▶ _Given records_:
········
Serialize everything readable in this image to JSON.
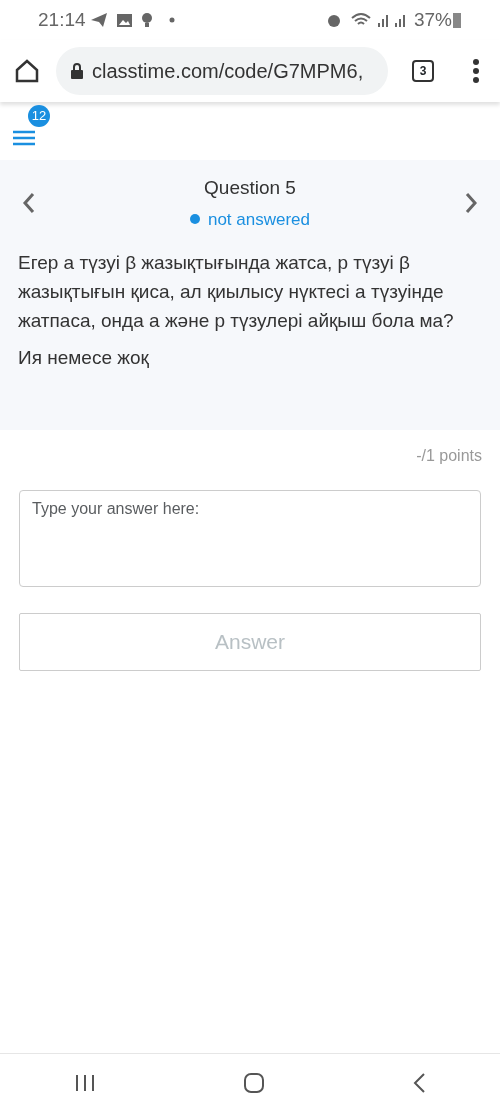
{
  "status_bar": {
    "time": "21:14",
    "battery": "37%"
  },
  "browser": {
    "url": "classtime.com/code/G7MPM6,",
    "tab_count": "3"
  },
  "menu": {
    "badge": "12"
  },
  "question": {
    "title": "Question 5",
    "status": {
      "text": "not answered",
      "color": "#1a8fe0"
    },
    "text": "Егер а түзуі β жазықтығында жатса, р түзуі β жазықтығын қиса, ал қиылысу нүктесі а түзуінде жатпаса, онда а және р түзулері айқыш бола ма?",
    "hint": "Ия немесе жоқ"
  },
  "points": "-/1 points",
  "answer": {
    "placeholder": "Type your answer here:",
    "button": "Answer",
    "disabled": true
  }
}
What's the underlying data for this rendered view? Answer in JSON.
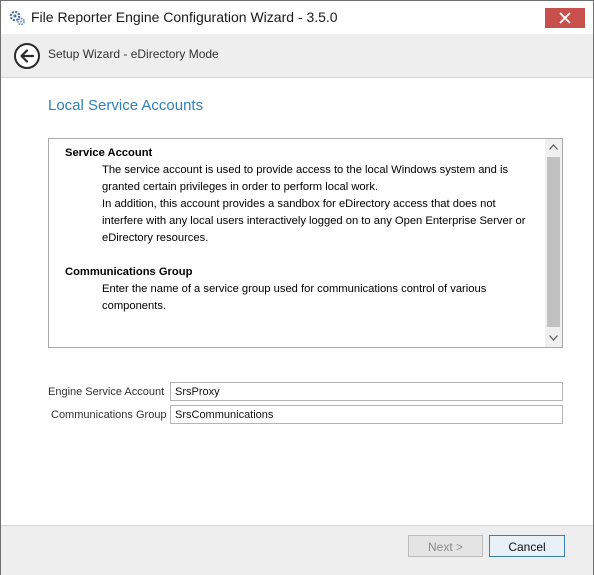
{
  "window": {
    "title": "File Reporter Engine Configuration Wizard - 3.5.0"
  },
  "header": {
    "subtitle": "Setup Wizard - eDirectory Mode"
  },
  "page": {
    "title": "Local Service Accounts"
  },
  "description": {
    "sections": [
      {
        "heading": "Service Account",
        "paragraphs": [
          "The service account is used to provide access to the local Windows system and is granted certain privileges in order to perform local work.",
          "In addition, this account provides a sandbox for eDirectory access that does not interfere with any local users interactively logged on to any Open Enterprise Server or eDirectory resources."
        ]
      },
      {
        "heading": "Communications Group",
        "paragraphs": [
          "Enter the name of a service group used for communications control of various components."
        ]
      }
    ]
  },
  "form": {
    "engine_service_account": {
      "label": "Engine Service Account",
      "value": "SrsProxy"
    },
    "communications_group": {
      "label": "Communications Group",
      "value": "SrsCommunications"
    }
  },
  "footer": {
    "next_label": "Next >",
    "cancel_label": "Cancel"
  },
  "colors": {
    "accent_title": "#2f7fb8",
    "close_button": "#c7504c",
    "cancel_border": "#3c7fb1"
  },
  "icons": {
    "app": "gears-icon",
    "close": "close-icon",
    "back": "back-arrow-icon",
    "scroll_up": "chevron-up-icon",
    "scroll_down": "chevron-down-icon"
  }
}
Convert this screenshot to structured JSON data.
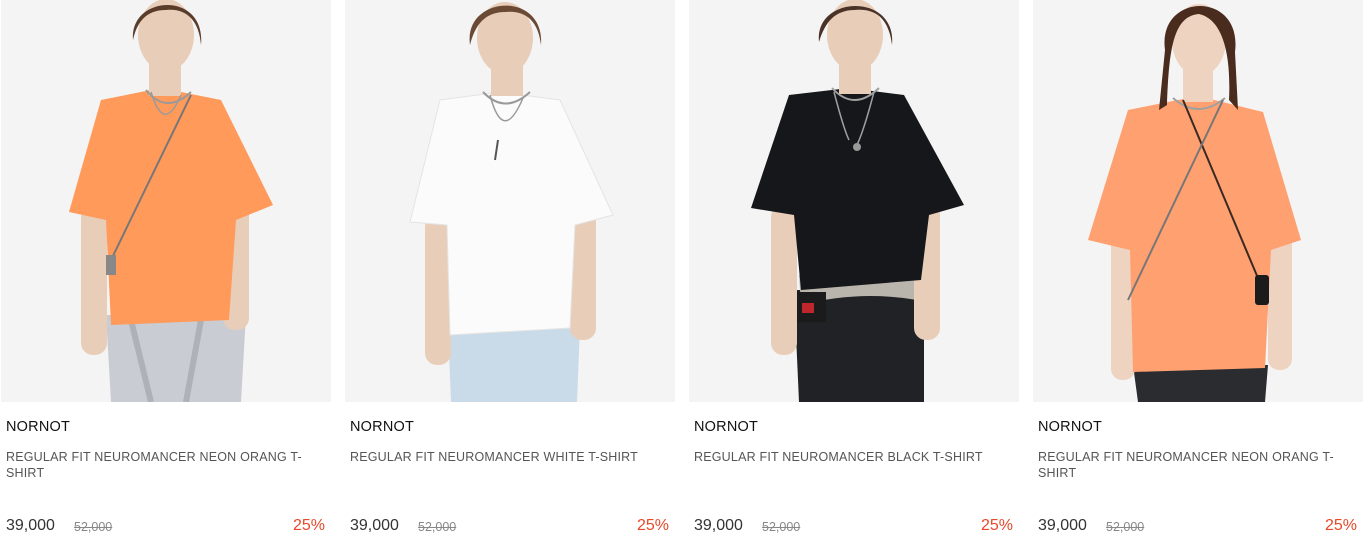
{
  "products": [
    {
      "brand": "NORNOT",
      "name": "REGULAR FIT NEUROMANCER NEON ORANG T-SHIRT",
      "price": "39,000",
      "original_price": "52,000",
      "discount": "25%",
      "shirt_color": "#ff9a5a",
      "pants_color": "#c9ccd2",
      "image_alt": "model wearing neon orange t-shirt"
    },
    {
      "brand": "NORNOT",
      "name": "REGULAR FIT NEUROMANCER WHITE T-SHIRT",
      "price": "39,000",
      "original_price": "52,000",
      "discount": "25%",
      "shirt_color": "#fbfbfb",
      "pants_color": "#c9dbe8",
      "image_alt": "model wearing white t-shirt"
    },
    {
      "brand": "NORNOT",
      "name": "REGULAR FIT NEUROMANCER BLACK T-SHIRT",
      "price": "39,000",
      "original_price": "52,000",
      "discount": "25%",
      "shirt_color": "#15171a",
      "pants_color": "#202226",
      "image_alt": "model wearing black t-shirt"
    },
    {
      "brand": "NORNOT",
      "name": "REGULAR FIT NEUROMANCER NEON ORANG T-SHIRT",
      "price": "39,000",
      "original_price": "52,000",
      "discount": "25%",
      "shirt_color": "#ffa070",
      "pants_color": "#2a2c30",
      "image_alt": "model wearing neon orange t-shirt"
    }
  ],
  "colors": {
    "discount": "#e8472a",
    "photo_background": "#f3f3f3"
  }
}
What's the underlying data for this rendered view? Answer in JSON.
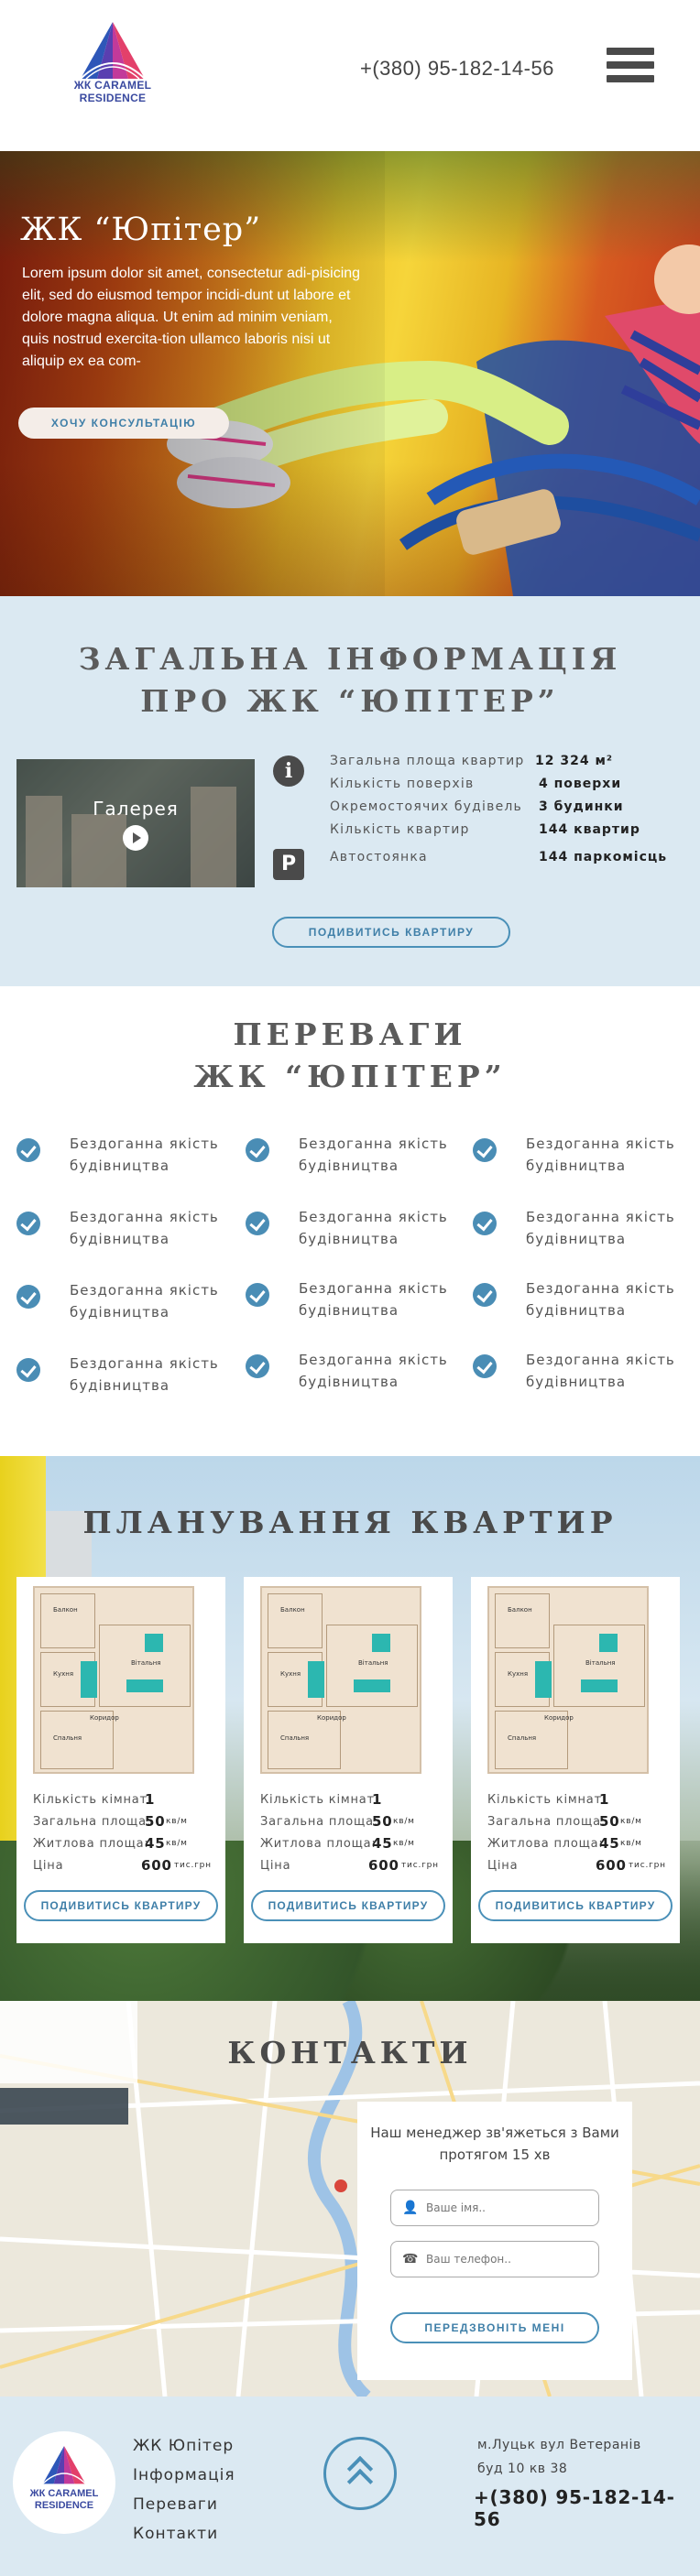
{
  "header": {
    "logo_line1": "ЖК CARAMEL",
    "logo_line2": "RESIDENCE",
    "phone": "+(380) 95-182-14-56"
  },
  "hero": {
    "title": "ЖК “Юпітер”",
    "text": "Lorem ipsum dolor sit amet, consectetur adi-pisicing elit, sed do eiusmod tempor incidi-dunt ut labore et dolore magna aliqua. Ut enim ad minim veniam, quis nostrud exercita-tion ullamco laboris nisi ut aliquip ex ea com-",
    "cta": "ХОЧУ КОНСУЛЬТАЦІЮ"
  },
  "info": {
    "title_line1": "ЗАГАЛЬНА ІНФОРМАЦІЯ",
    "title_line2": "ПРО ЖК “ЮПІТЕР”",
    "gallery_label": "Галерея",
    "facts": [
      {
        "label": "Загальна площа квартир",
        "value": "12 324 м²"
      },
      {
        "label": "Кількість поверхів",
        "value": "4 поверхи"
      },
      {
        "label": "Окремостоячих будівель",
        "value": "3 будинки"
      },
      {
        "label": "Кількість квартир",
        "value": "144 квартир"
      },
      {
        "label": "Автостоянка",
        "value": "144 паркомісць"
      }
    ],
    "button": "ПОДИВИТИСЬ КВАРТИРУ"
  },
  "advantages": {
    "title_line1": "ПЕРЕВАГИ",
    "title_line2": "ЖК “ЮПІТЕР”",
    "items": [
      "Бездоганна якість будівництва",
      "Бездоганна якість будівництва",
      "Бездоганна якість будівництва",
      "Бездоганна якість будівництва",
      "Бездоганна якість будівництва",
      "Бездоганна якість будівництва",
      "Бездоганна якість будівництва",
      "Бездоганна якість будівництва",
      "Бездоганна якість будівництва",
      "Бездоганна якість будівництва",
      "Бездоганна якість будівництва",
      "Бездоганна якість будівництва"
    ]
  },
  "planning": {
    "title": "ПЛАНУВАННЯ КВАРТИР",
    "cards": [
      {
        "rooms_label": "Кількість кімнат:",
        "rooms": "1",
        "area_label": "Загальна площа:",
        "area": "50",
        "area_unit": "кв/м",
        "living_label": "Житлова площа:",
        "living": "45",
        "living_unit": "кв/м",
        "price_label": "Ціна",
        "price": "600",
        "price_unit": "тис.грн",
        "button": "ПОДИВИТИСЬ КВАРТИРУ"
      },
      {
        "rooms_label": "Кількість кімнат:",
        "rooms": "1",
        "area_label": "Загальна площа:",
        "area": "50",
        "area_unit": "кв/м",
        "living_label": "Житлова площа:",
        "living": "45",
        "living_unit": "кв/м",
        "price_label": "Ціна",
        "price": "600",
        "price_unit": "тис.грн",
        "button": "ПОДИВИТИСЬ КВАРТИРУ"
      },
      {
        "rooms_label": "Кількість кімнат:",
        "rooms": "1",
        "area_label": "Загальна площа:",
        "area": "50",
        "area_unit": "кв/м",
        "living_label": "Житлова площа:",
        "living": "45",
        "living_unit": "кв/м",
        "price_label": "Ціна",
        "price": "600",
        "price_unit": "тис.грн",
        "button": "ПОДИВИТИСЬ КВАРТИРУ"
      }
    ],
    "plan_labels": [
      "Кухня",
      "Вітальня",
      "Коридор",
      "Спальня",
      "Балкон"
    ]
  },
  "contacts": {
    "title": "КОНТАКТИ",
    "note": "Наш менеджер зв'яжеться з Вами протягом 15 хв",
    "name_placeholder": "Ваше імя..",
    "phone_placeholder": "Ваш телефон..",
    "button": "ПЕРЕДЗВОНІТЬ МЕНІ"
  },
  "footer": {
    "logo_line1": "ЖК CARAMEL",
    "logo_line2": "RESIDENCE",
    "nav": [
      "ЖК Юпітер",
      "Інформація",
      "Переваги",
      "Контакти"
    ],
    "address_line1": "м.Луцьк вул Ветеранів",
    "address_line2": "буд 10 кв 38",
    "phone": "+(380) 95-182-14-56"
  },
  "colors": {
    "accent": "#4a90b8",
    "info_bg": "#dbe9f2",
    "logo": "#3a4aa0"
  }
}
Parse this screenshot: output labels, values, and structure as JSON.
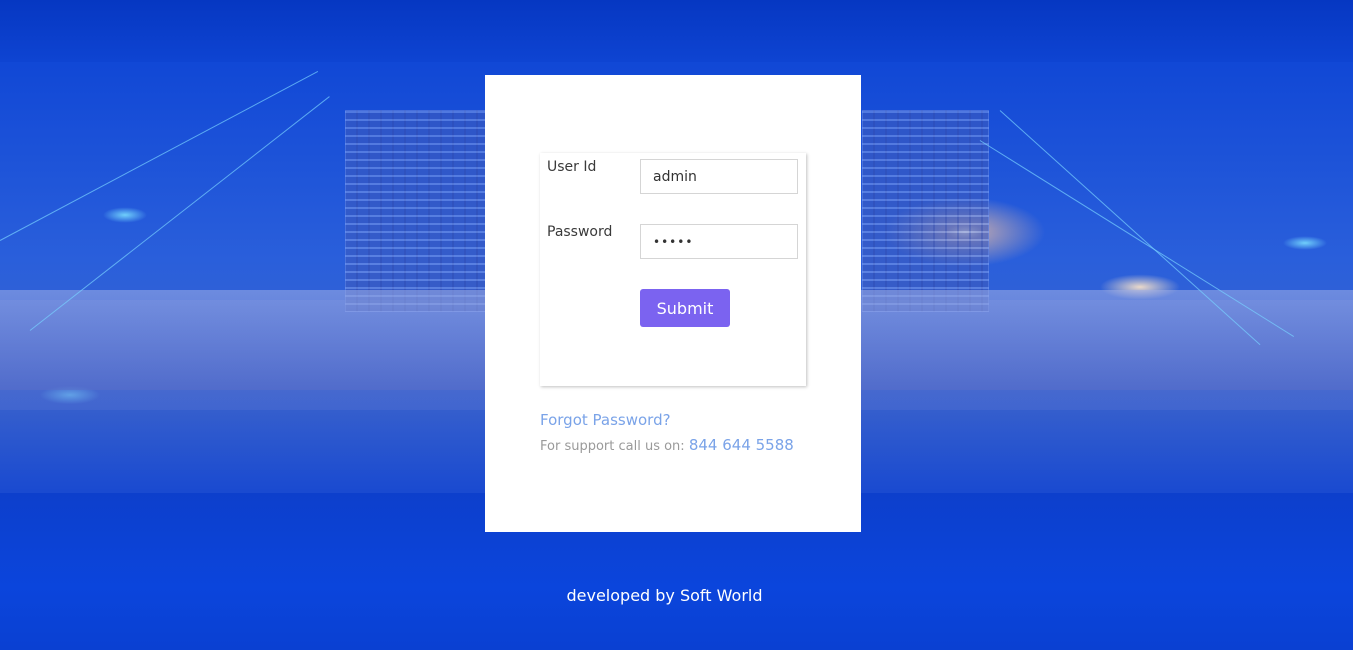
{
  "login": {
    "user_id_label": "User Id",
    "user_id_value": "admin",
    "password_label": "Password",
    "password_value": "•••••",
    "submit_label": "Submit",
    "forgot_password": "Forgot Password?",
    "support_text": "For support call us on:",
    "support_phone": "844 644 5588"
  },
  "footer": {
    "text": "developed by Soft World"
  },
  "colors": {
    "accent": "#7b63f0",
    "link": "#7aa3e8",
    "background": "#0a3dc9"
  }
}
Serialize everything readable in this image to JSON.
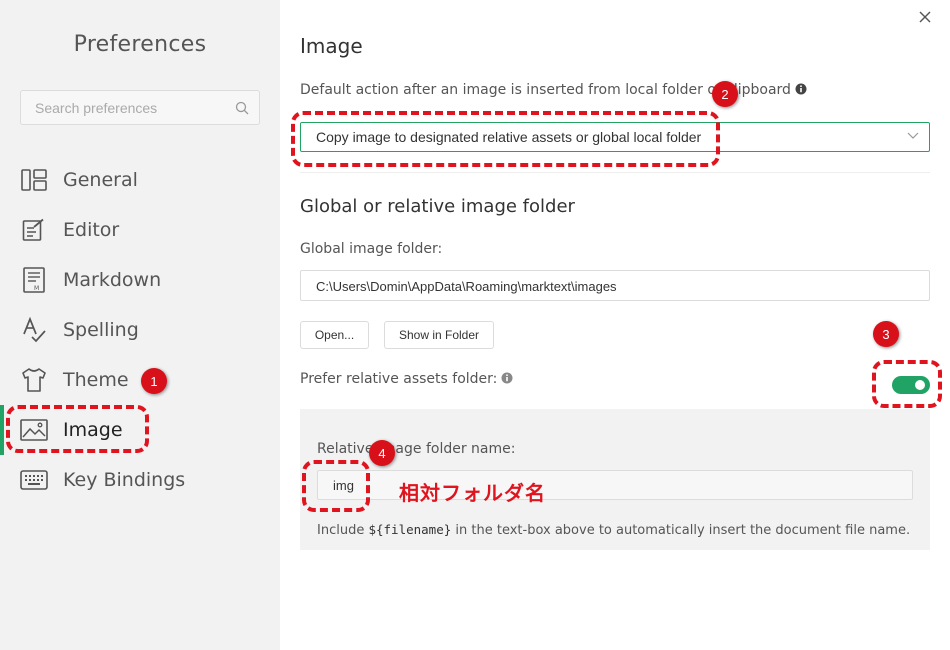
{
  "sidebar": {
    "title": "Preferences",
    "search_placeholder": "Search preferences",
    "items": [
      {
        "label": "General",
        "icon": "general-icon"
      },
      {
        "label": "Editor",
        "icon": "editor-icon"
      },
      {
        "label": "Markdown",
        "icon": "markdown-icon"
      },
      {
        "label": "Spelling",
        "icon": "spelling-icon"
      },
      {
        "label": "Theme",
        "icon": "theme-icon"
      },
      {
        "label": "Image",
        "icon": "image-icon",
        "active": true
      },
      {
        "label": "Key Bindings",
        "icon": "keyboard-icon"
      }
    ]
  },
  "main": {
    "title": "Image",
    "default_action": {
      "label": "Default action after an image is inserted from local folder or clipboard",
      "selected": "Copy image to designated relative assets or global local folder"
    },
    "folder_section": {
      "title": "Global or relative image folder",
      "global_label": "Global image folder:",
      "global_path": "C:\\Users\\Domin\\AppData\\Roaming\\marktext\\images",
      "open_button": "Open...",
      "show_button": "Show in Folder",
      "prefer_relative_label": "Prefer relative assets folder:",
      "prefer_relative_enabled": true,
      "relative_name_label": "Relative image folder name:",
      "relative_name_value": "img",
      "hint_prefix": "Include ",
      "hint_code": "${filename}",
      "hint_suffix": " in the text-box above to automatically insert the document file name."
    }
  },
  "annotations": {
    "badges": [
      "1",
      "2",
      "3",
      "4"
    ],
    "jp_label": "相対フォルダ名",
    "color": "#e0141e"
  },
  "colors": {
    "accent": "#21a366",
    "sidebar_bg": "#f2f2f2"
  }
}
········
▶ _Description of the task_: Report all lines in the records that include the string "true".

▶ _Solution for this task_:
    "disabled": true
        "active": true
      "prefer_relative_enabled": true,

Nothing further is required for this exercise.